My ongoing memoir-in-progress, A Pain in the Neck, demonstrates the crucial link between the stories we tell about our bodies and those we tell about the earth. It connects the chronic exhaustion of contemporary working women with society’s inability to implement real solutions to our looming environmental crisis.

A Pain in the Neck begins with a tale of a mysterious neck injury I suffered following a supposedly routine hysterectomy. This pain in my neck – and my attempts to heal it – led me from a personal crisis to a wide-ranging exploration of the powerful cultural mythology which elevates mind over body and culture over nature.

Living Under Water

In the Fall of 2018, I travelled to Venice to work with a group of artists in creating Living Under Water, a compelling Jewish response to climate change. Sponsored by Beit Venezia the project takes the rising waters in the Jewish ghetto in Venice as a jumping-off point for an urgent Jewish response to this human-created crisis.

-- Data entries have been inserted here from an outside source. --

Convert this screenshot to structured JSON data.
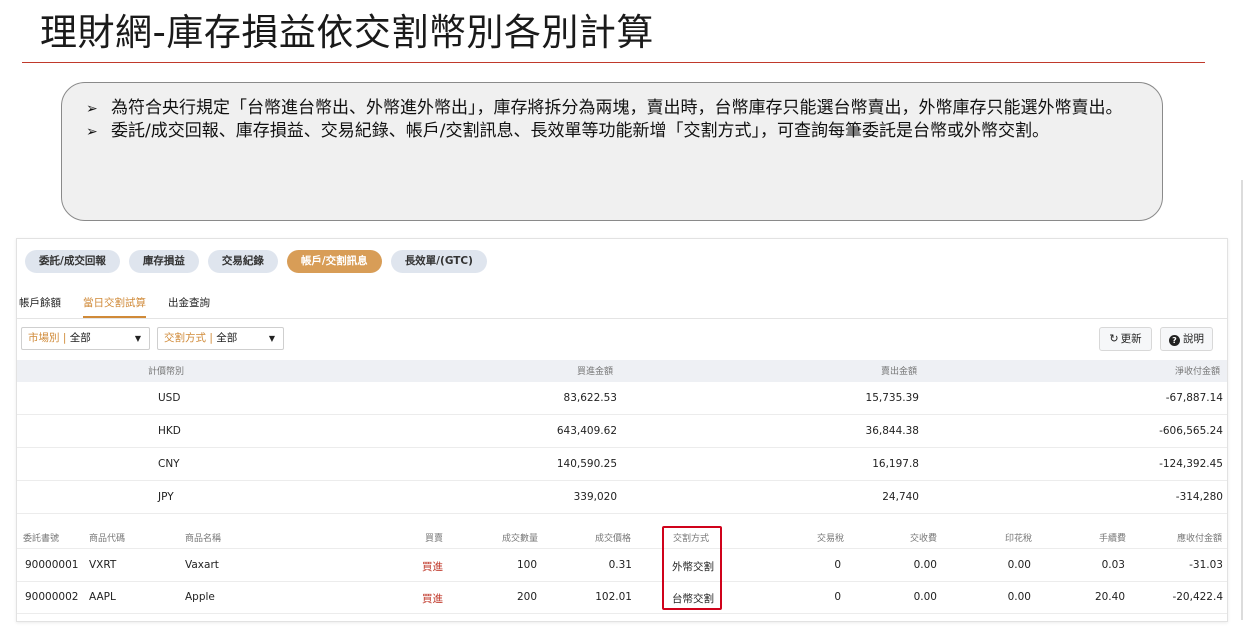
{
  "title": "理財網-庫存損益依交割幣別各別計算",
  "notes": [
    {
      "text": "為符合央行規定「台幣進台幣出、外幣進外幣出」，庫存將拆分為兩塊，賣出時，台幣庫存只能選台幣賣出，外幣庫存只能選外幣賣出。"
    },
    {
      "text": "委託/成交回報、庫存損益、交易紀錄、帳戶/交割訊息、長效單等功能新增「交割方式」，可查詢每筆委託是台幣或外幣交割。"
    }
  ],
  "bullet_glyph": "➢",
  "pills": [
    "委託/成交回報",
    "庫存損益",
    "交易紀錄",
    "帳戶/交割訊息",
    "長效單/(GTC)"
  ],
  "subtabs": [
    "帳戶餘額",
    "當日交割試算",
    "出金查詢"
  ],
  "filters": {
    "market_label": "市場別 |",
    "market_value": "全部",
    "settle_label": "交割方式 |",
    "settle_value": "全部",
    "caret": "▼"
  },
  "buttons": {
    "refresh": "更新",
    "refresh_icon": "↻",
    "help": "說明",
    "help_icon": "?"
  },
  "summary": {
    "headers": [
      "計價幣別",
      "買進金額",
      "賣出金額",
      "淨收付金額"
    ],
    "rows": [
      {
        "currency": "USD",
        "buy": "83,622.53",
        "sell": "15,735.39",
        "net": "-67,887.14"
      },
      {
        "currency": "HKD",
        "buy": "643,409.62",
        "sell": "36,844.38",
        "net": "-606,565.24"
      },
      {
        "currency": "CNY",
        "buy": "140,590.25",
        "sell": "16,197.8",
        "net": "-124,392.45"
      },
      {
        "currency": "JPY",
        "buy": "339,020",
        "sell": "24,740",
        "net": "-314,280"
      }
    ]
  },
  "details": {
    "headers": [
      "委託書號",
      "商品代碼",
      "商品名稱",
      "買賣",
      "成交數量",
      "成交價格",
      "交割方式",
      "交易稅",
      "交收費",
      "印花稅",
      "手續費",
      "應收付金額"
    ],
    "rows": [
      {
        "order": "90000001",
        "code": "VXRT",
        "name": "Vaxart",
        "side": "買進",
        "qty": "100",
        "price": "0.31",
        "settle": "外幣交割",
        "tax": "0",
        "clearing": "0.00",
        "stamp": "0.00",
        "fee": "0.03",
        "amount": "-31.03"
      },
      {
        "order": "90000002",
        "code": "AAPL",
        "name": "Apple",
        "side": "買進",
        "qty": "200",
        "price": "102.01",
        "settle": "台幣交割",
        "tax": "0",
        "clearing": "0.00",
        "stamp": "0.00",
        "fee": "20.40",
        "amount": "-20,422.4"
      }
    ]
  },
  "colors": {
    "accent": "#d89d57",
    "title_rule": "#c0392b",
    "highlight": "#d0021b",
    "buy": "#c0392b"
  }
}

The second volume, Living Under Water 2, published in the summer of 2022, includes "The In-Breath," a prayer Risa and I wrote and recite during each research session for In A Beginning.

"These books tell stories of immigration, of the desire to wander home as a collective culture, to feel rooted in land, body, and community.
Can we give up the wandering at any point?
Do we have to give up the wandering?
"

Books: Making Americans & Theatrical Liberalism

Published by Harvard University Press in 2004, Making Americans: Jews and the Broadway Musical launched a public conversation about the Jewish roots of the musical theatre in the media and the academy.

I have always been fascinated by how cultural forms shape the lives of real people. Theatrical Liberalism explores the connections between Jews, popular entertainment, and American liberalism.  It was published by New York University Press in 2013 and nominated for an American Jewish Book award.